Set down all the entries again, word for word.

━━━━━ Information given

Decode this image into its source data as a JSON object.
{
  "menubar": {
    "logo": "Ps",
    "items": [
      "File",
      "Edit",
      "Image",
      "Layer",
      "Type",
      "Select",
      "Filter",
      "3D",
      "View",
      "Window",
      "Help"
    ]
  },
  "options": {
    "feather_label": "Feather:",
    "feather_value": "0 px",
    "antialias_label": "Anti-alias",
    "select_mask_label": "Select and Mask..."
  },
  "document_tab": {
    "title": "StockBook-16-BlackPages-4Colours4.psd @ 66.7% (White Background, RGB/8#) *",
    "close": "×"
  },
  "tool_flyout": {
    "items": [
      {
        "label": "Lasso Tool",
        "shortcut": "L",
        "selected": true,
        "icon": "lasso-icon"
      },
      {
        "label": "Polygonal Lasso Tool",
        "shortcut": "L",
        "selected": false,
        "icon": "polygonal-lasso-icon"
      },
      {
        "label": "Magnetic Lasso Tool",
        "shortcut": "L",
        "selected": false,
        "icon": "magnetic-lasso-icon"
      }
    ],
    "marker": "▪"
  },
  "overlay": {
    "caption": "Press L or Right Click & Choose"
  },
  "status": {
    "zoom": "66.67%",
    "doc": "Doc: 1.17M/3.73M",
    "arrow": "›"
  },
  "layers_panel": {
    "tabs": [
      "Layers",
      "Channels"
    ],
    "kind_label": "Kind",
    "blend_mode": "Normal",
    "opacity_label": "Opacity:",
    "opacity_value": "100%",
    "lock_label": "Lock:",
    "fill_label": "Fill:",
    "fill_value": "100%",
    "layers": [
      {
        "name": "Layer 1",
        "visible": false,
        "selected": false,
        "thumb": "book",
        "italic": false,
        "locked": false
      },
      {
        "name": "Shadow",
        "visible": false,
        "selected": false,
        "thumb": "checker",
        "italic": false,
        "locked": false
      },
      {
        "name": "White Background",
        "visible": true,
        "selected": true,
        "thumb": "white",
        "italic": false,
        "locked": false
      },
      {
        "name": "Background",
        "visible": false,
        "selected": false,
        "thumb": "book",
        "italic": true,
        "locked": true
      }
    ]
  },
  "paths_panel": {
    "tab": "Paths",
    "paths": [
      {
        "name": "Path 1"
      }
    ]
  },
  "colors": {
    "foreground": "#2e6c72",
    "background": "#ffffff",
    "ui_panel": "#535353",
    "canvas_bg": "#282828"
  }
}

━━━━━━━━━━

* _The completed task_
Decode this image into its source data as a JSON object.
{
  "menubar": {
    "logo": "Ps",
    "items": [
      "File",
      "Edit",
      "Image",
      "Layer",
      "Type",
      "Select",
      "Filter",
      "3D",
      "View",
      "Window",
      "Help"
    ]
  },
  "options": {
    "feather_label": "Feather:",
    "feather_value": "0 px",
    "antialias_label": "Anti-alias",
    "select_mask_label": "Select and Mask..."
  },
  "document_tab": {
    "title": "StockBook-16-BlackPages-4Colours4.psd @ 66.7% (White Background, RGB/8#) *",
    "close": "×"
  },
  "tool_flyout": {
    "items": [
      {
        "label": "Lasso Tool",
        "shortcut": "L",
        "selected": true,
        "icon": "lasso-icon"
      },
      {
        "label": "Polygonal Lasso Tool",
        "shortcut": "L",
        "selected": false,
        "icon": "polygonal-lasso-icon"
      },
      {
        "label": "Magnetic Lasso Tool",
        "shortcut": "L",
        "selected": false,
        "icon": "magnetic-lasso-icon"
      }
    ],
    "marker": "▪"
  },
  "overlay": {
    "caption": "Press L or Right Click & Choose"
  },
  "status": {
    "zoom": "66.67%",
    "doc": "Doc: 1.17M/3.73M",
    "arrow": "›"
  },
  "layers_panel": {
    "tabs": [
      "Layers",
      "Channels"
    ],
    "kind_label": "Kind",
    "blend_mode": "Normal",
    "opacity_label": "Opacity:",
    "opacity_value": "100%",
    "lock_label": "Lock:",
    "fill_label": "Fill:",
    "fill_value": "100%",
    "layers": [
      {
        "name": "Layer 1",
        "visible": false,
        "selected": false,
        "thumb": "book",
        "italic": false,
        "locked": false
      },
      {
        "name": "Shadow",
        "visible": false,
        "selected": false,
        "thumb": "checker",
        "italic": false,
        "locked": false
      },
      {
        "name": "White Background",
        "visible": true,
        "selected": true,
        "thumb": "white",
        "italic": false,
        "locked": false
      },
      {
        "name": "Background",
        "visible": false,
        "selected": false,
        "thumb": "book",
        "italic": true,
        "locked": true
      }
    ]
  },
  "paths_panel": {
    "tab": "Paths",
    "paths": [
      {
        "name": "Path 1"
      }
    ]
  },
  "colors": {
    "foreground": "#2e6c72",
    "background": "#ffffff",
    "ui_panel": "#535353",
    "canvas_bg": "#282828"
  }
}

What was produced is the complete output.